▶ [REQUIRED WORK] Search the listing below, and show each line that includes the word "JSON".

▶ [SUPPLIED MATERIAL]
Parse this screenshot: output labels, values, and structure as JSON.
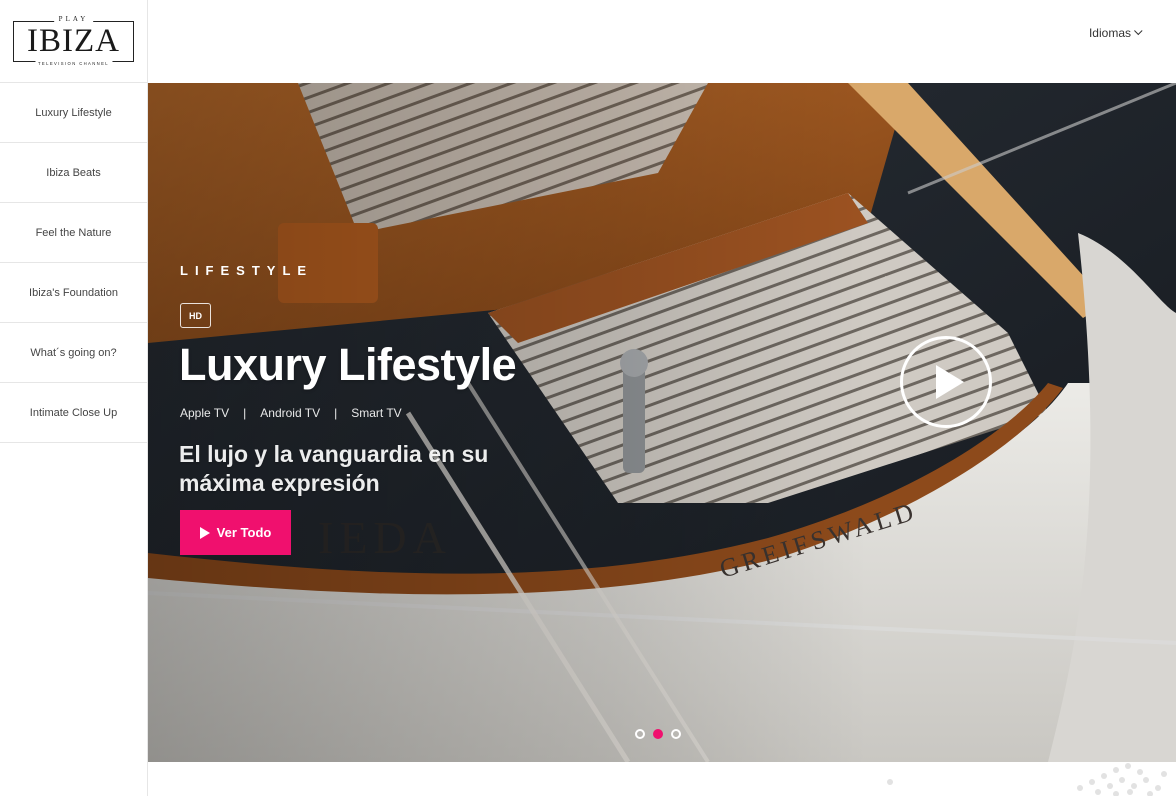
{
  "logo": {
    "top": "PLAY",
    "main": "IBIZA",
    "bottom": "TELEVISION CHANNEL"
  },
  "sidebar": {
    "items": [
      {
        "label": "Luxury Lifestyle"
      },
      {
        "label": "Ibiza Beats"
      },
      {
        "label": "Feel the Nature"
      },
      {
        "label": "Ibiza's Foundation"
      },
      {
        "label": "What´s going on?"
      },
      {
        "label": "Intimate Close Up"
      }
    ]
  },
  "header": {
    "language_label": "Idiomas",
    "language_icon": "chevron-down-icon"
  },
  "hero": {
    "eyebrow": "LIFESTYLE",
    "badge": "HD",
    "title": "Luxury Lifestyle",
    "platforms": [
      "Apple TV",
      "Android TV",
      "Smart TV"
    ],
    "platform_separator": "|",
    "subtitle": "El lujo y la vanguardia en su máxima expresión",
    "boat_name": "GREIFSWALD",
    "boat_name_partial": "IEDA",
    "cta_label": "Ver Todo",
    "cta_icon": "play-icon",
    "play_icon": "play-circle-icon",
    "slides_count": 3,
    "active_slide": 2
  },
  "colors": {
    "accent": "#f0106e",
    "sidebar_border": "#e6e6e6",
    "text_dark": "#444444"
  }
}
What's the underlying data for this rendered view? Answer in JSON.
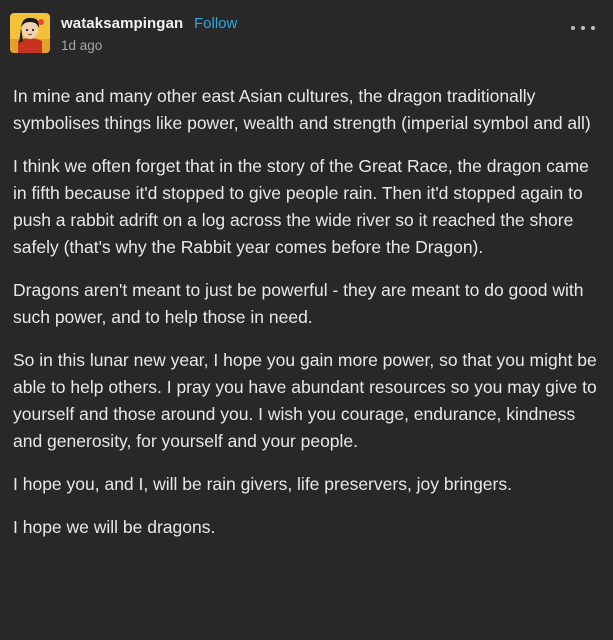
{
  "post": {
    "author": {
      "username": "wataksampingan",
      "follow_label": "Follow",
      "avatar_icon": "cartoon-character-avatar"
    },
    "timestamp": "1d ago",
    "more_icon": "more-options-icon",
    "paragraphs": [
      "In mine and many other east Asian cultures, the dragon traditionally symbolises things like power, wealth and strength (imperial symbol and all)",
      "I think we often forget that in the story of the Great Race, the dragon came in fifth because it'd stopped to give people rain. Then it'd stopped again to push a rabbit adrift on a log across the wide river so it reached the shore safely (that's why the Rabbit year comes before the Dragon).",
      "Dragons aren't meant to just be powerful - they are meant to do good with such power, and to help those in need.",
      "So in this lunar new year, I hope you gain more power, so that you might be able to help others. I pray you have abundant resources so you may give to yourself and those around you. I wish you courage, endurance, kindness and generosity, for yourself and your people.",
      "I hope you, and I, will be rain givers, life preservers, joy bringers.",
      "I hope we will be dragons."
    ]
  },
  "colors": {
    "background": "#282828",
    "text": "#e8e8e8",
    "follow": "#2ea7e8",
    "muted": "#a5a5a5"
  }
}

▶ [RESULT OF THIS EXERCISE]
Parse this screenshot: output labels, values, and structure as JSON.
What's the underlying data for this rendered view? Answer in JSON.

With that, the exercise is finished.